Write out every entry precisely as given, leaving the pictures out.

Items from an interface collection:
##########

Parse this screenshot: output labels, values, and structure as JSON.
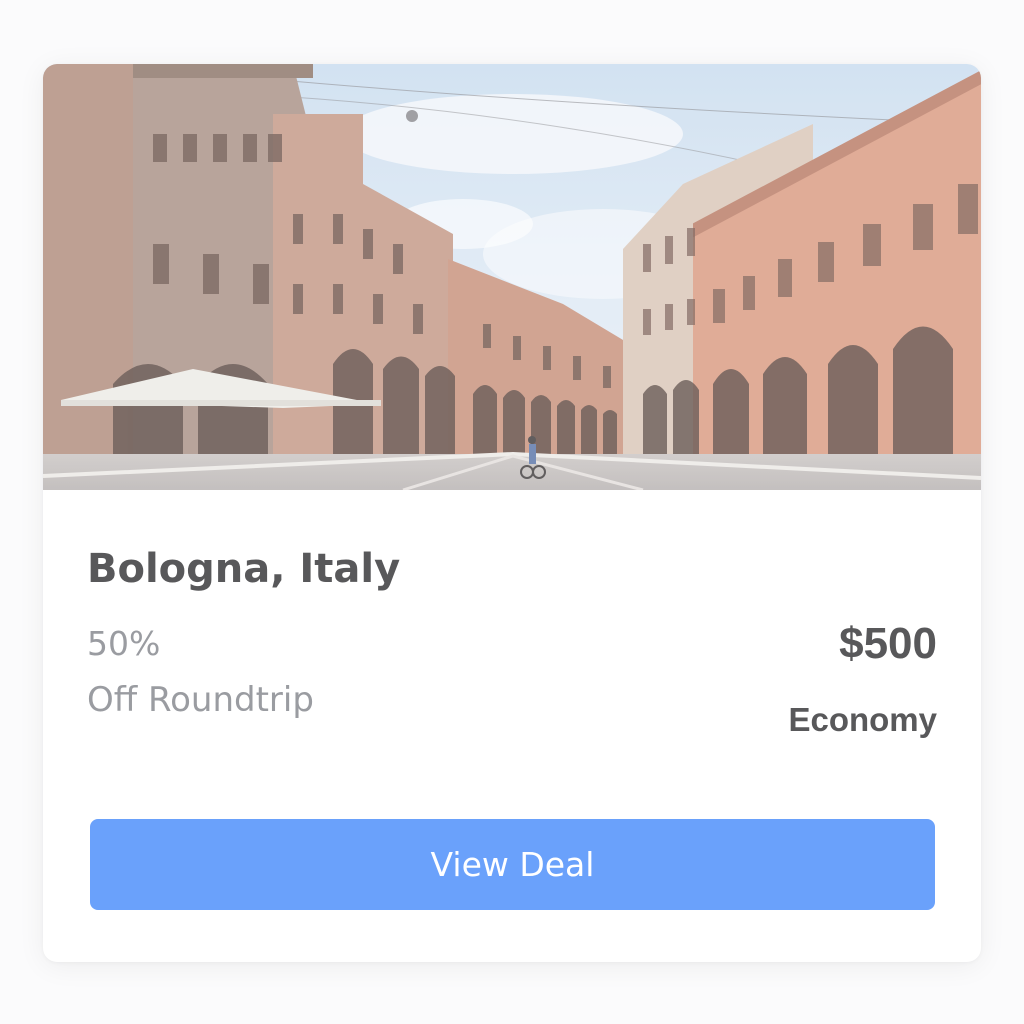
{
  "deal": {
    "destination": "Bologna, Italy",
    "discount": "50%",
    "discount_description": "Off Roundtrip",
    "price": "$500",
    "cabin_class": "Economy",
    "cta_label": "View Deal"
  },
  "colors": {
    "card_background": "#ffffff",
    "title_text": "#58585a",
    "muted_text": "#9a9ca1",
    "button_background": "#6aa1fb",
    "button_text": "#ffffff"
  },
  "image": {
    "subject": "photo-piazza-arcaded-buildings"
  }
}
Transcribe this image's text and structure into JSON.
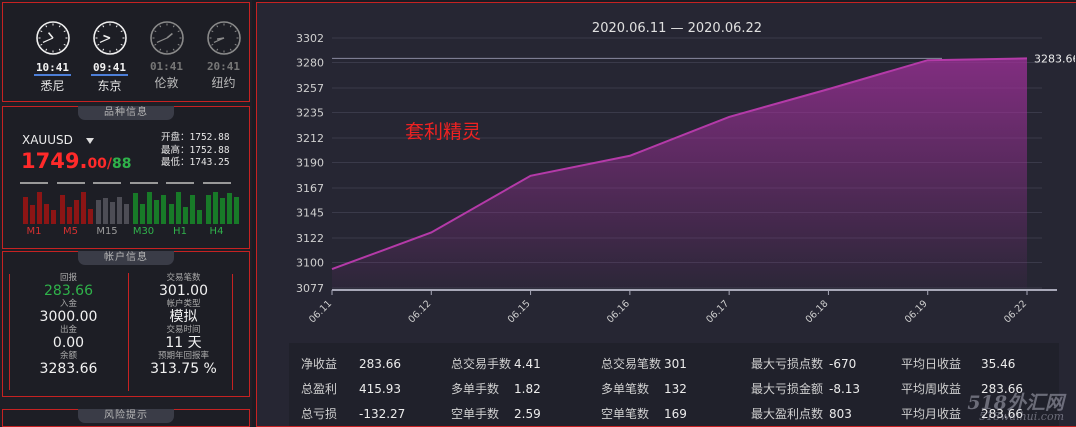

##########

* [Output]
Parse this screenshot: output labels, values, and structure as JSON.
{
  "deal": {
    "destination": "Bologna, Italy",
    "discount": "50%",
    "discount_description": "Off Roundtrip",
    "price": "$500",
    "cabin_class": "Economy",
    "cta_label": "View Deal"
  },
  "colors": {
    "card_background": "#ffffff",
    "title_text": "#58585a",
    "muted_text": "#9a9ca1",
    "button_background": "#6aa1fb",
    "button_text": "#ffffff"
  },
  "image": {
    "subject": "photo-piazza-arcaded-buildings"
  }
}
Transcribe this image's text and structure into JSON.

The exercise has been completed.